Louis and Cynthia remained happily married until Cynthia’s death in 2001. Louis was living in Hollywood, California, when he died of pneumonia on July 2, 2014, at the age of 97. His death occurred 70 years after the Federal Government mistakenly declared him killed in action.

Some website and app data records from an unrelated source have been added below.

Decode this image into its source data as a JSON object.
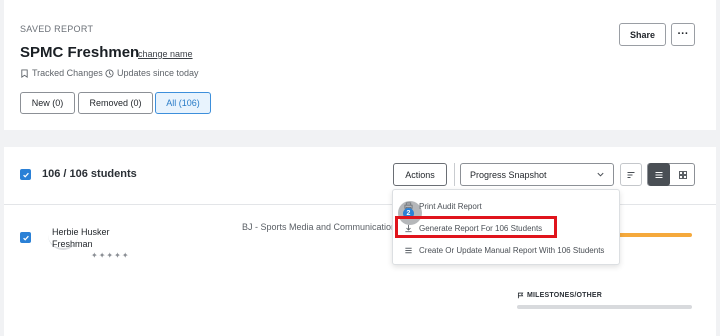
{
  "header": {
    "eyebrow": "SAVED REPORT",
    "title": "SPMC Freshmen",
    "change_name_link": "change name",
    "tracked_changes": "Tracked Changes",
    "updates_since": "Updates since today",
    "share_label": "Share",
    "more_label": "···"
  },
  "filters": [
    {
      "label": "New (0)",
      "active": false
    },
    {
      "label": "Removed (0)",
      "active": false
    },
    {
      "label": "All (106)",
      "active": true
    }
  ],
  "toolbar": {
    "count_label": "106 / 106 students",
    "actions_label": "Actions",
    "view_select": "Progress Snapshot"
  },
  "actions_menu": {
    "items": [
      {
        "label": "Print Audit Report",
        "icon": "printer-icon"
      },
      {
        "label": "Generate Report For 106 Students",
        "icon": "download-icon"
      },
      {
        "label": "Create Or Update Manual Report With 106 Students",
        "icon": "list-icon"
      }
    ]
  },
  "student": {
    "name_line1": "Herbie Husker",
    "name_line2": "Freshman",
    "rating": "✦✦✦✦✦",
    "major": "BJ - Sports Media and Communication",
    "milestones_label": "MILESTONES/OTHER"
  },
  "cursor_marker": "2",
  "colors": {
    "accent": "#2a80d6",
    "progress_orange": "#f5a93c",
    "highlight_red": "#e0141c"
  }
}
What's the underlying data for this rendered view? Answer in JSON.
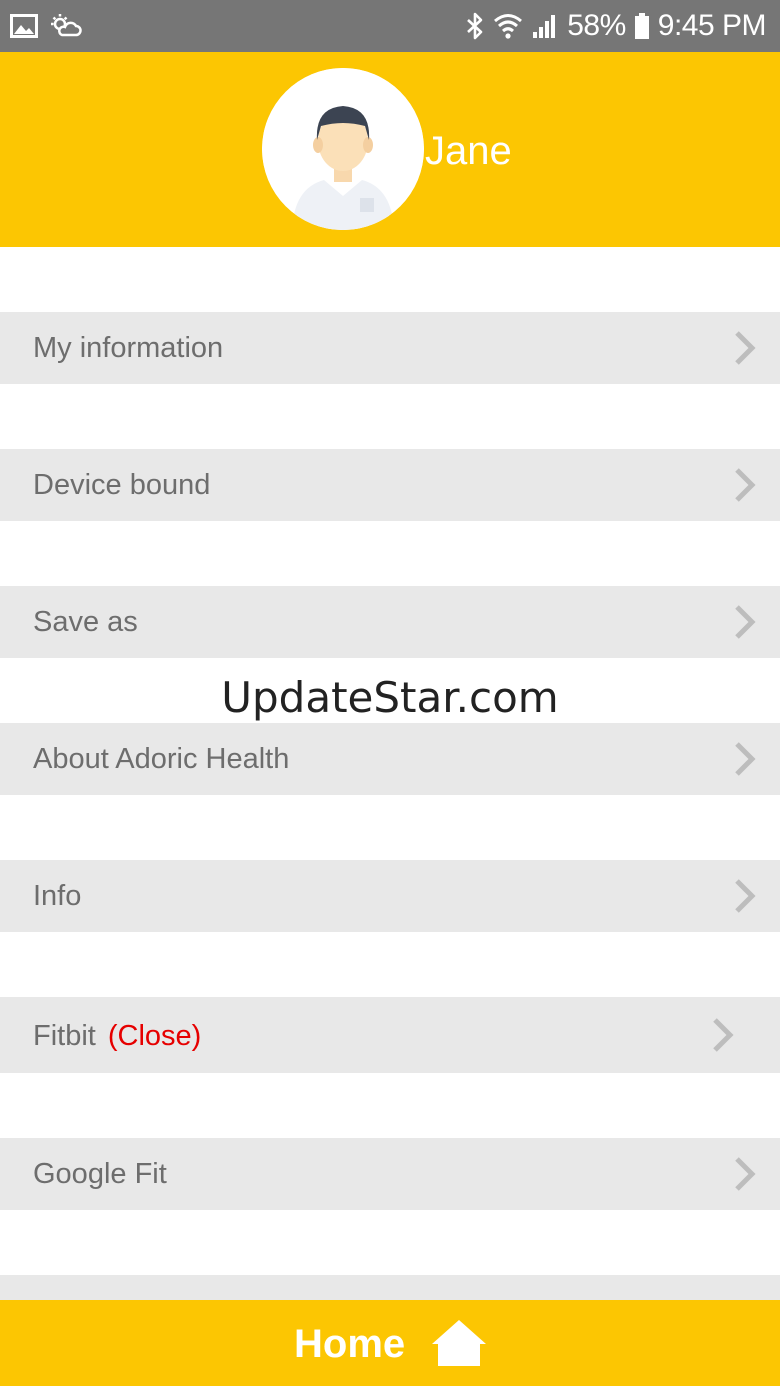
{
  "status_bar": {
    "battery": "58%",
    "time": "9:45 PM",
    "icons": [
      "image-icon",
      "weather-icon",
      "bluetooth-icon",
      "wifi-icon",
      "signal-icon",
      "battery-icon"
    ]
  },
  "profile": {
    "name": "Jane",
    "avatar_icon": "user-avatar-icon"
  },
  "menu": {
    "items": [
      {
        "label": "My information"
      },
      {
        "label": "Device bound"
      },
      {
        "label": "Save as"
      },
      {
        "label": "About Adoric Health"
      },
      {
        "label": "Info"
      },
      {
        "label": "Fitbit",
        "status": "(Close)"
      },
      {
        "label": "Google Fit"
      }
    ]
  },
  "watermark": "UpdateStar.com",
  "footer": {
    "home_label": "Home",
    "home_icon": "house-icon"
  },
  "colors": {
    "brand_yellow": "#fcc602",
    "row_background": "#e8e8e8",
    "label_gray": "#6d6d6d",
    "status_red": "#e60000",
    "status_bar": "#767676"
  }
}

Jolie’s film is a beautiful tribute to Zamperini’s incredible life. The movie focuses primarily on Louis’s horrific experiences in prison camp, giving only several sentences before the credits to tell of what happened to him after the war. Viewers who have read Unbroken, the biography by Lauren Hillenbrand may wish that more screen time was devoted to Zamperini’s pre and post-war experiences but will still appreciate the film’s main message, which is that strength, optimism, and courage in the face of hardship are the most valuable tools for winning the battle of life.